William and Catherine Booth College

Address:447 Webb Place
Use:Private College
Original Use:YWCA
Architects:Libling Michener

More Information

447 Webb Place, designed by local architects Libling Michener, was built between 1967 and 1968. Constructed as the new home of the YWCA, a women’s recreation, training and residential facility, it replaced an earlier 1908 building on this site. The two ground floors became the public areas of the structure, with the residence rising another five storeys to the south. The facade is simple in design, faced with multi-coloured brick and featuring ample recessed windows. The use of large windows on the ground floor, coupled with construction to the sidewalk, results in an urban street front that is welcoming to pedestrians.

The YWCA began in Canada in 1870, spreading quickly throughout the east as part of an international movement. The organizational philosophy of women working together for the benefit of all women saw the development of training classes in nursing, stenography, a cooking school and domestic science.
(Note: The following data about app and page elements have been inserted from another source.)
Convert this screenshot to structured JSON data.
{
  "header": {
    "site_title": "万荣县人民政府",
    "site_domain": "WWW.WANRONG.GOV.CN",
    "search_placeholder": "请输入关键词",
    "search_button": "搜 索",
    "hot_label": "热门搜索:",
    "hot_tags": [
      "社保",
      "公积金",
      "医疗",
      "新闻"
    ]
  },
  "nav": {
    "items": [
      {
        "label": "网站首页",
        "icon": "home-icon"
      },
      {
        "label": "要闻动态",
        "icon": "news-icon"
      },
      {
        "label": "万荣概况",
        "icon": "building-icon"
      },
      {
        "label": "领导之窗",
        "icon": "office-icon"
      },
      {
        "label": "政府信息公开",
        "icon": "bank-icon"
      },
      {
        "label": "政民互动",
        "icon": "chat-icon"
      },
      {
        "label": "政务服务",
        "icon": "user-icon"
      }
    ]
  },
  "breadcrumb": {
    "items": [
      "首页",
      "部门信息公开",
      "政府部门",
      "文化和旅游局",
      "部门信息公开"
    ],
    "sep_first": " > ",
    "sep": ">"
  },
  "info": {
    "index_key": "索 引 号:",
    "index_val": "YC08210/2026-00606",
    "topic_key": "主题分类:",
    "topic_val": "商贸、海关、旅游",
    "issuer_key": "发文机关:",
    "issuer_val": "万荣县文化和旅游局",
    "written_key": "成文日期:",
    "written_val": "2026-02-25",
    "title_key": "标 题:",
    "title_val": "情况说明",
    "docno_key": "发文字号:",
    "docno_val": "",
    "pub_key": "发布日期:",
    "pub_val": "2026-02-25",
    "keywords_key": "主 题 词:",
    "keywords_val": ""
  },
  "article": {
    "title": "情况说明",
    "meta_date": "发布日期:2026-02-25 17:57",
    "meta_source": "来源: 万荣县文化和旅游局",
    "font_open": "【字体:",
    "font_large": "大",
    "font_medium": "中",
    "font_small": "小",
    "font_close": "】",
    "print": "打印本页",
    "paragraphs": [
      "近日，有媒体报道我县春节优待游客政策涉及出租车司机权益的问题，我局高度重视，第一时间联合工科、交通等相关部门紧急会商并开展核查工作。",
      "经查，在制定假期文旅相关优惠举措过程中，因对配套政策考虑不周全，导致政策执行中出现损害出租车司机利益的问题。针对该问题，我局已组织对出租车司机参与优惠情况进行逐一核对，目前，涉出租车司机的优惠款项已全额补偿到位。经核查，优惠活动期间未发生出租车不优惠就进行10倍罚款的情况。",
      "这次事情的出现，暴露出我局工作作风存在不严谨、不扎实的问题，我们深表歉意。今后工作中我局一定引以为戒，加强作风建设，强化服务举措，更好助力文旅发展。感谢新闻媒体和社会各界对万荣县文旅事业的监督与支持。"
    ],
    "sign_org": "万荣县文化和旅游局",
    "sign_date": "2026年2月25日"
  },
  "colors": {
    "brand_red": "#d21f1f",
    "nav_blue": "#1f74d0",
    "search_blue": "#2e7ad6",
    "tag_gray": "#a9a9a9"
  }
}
Undercapitalized from the start, and after struggling financially for a significant period of time, the YWCA sold the building to the Salvation Army in 1987. The new owners altered the building for use as a private college, the William and Catherine Booth College.

Design Characteristics

  • Recessed or inset fenestration
  • Seven-storeys in height
  • Exterior finished in red brick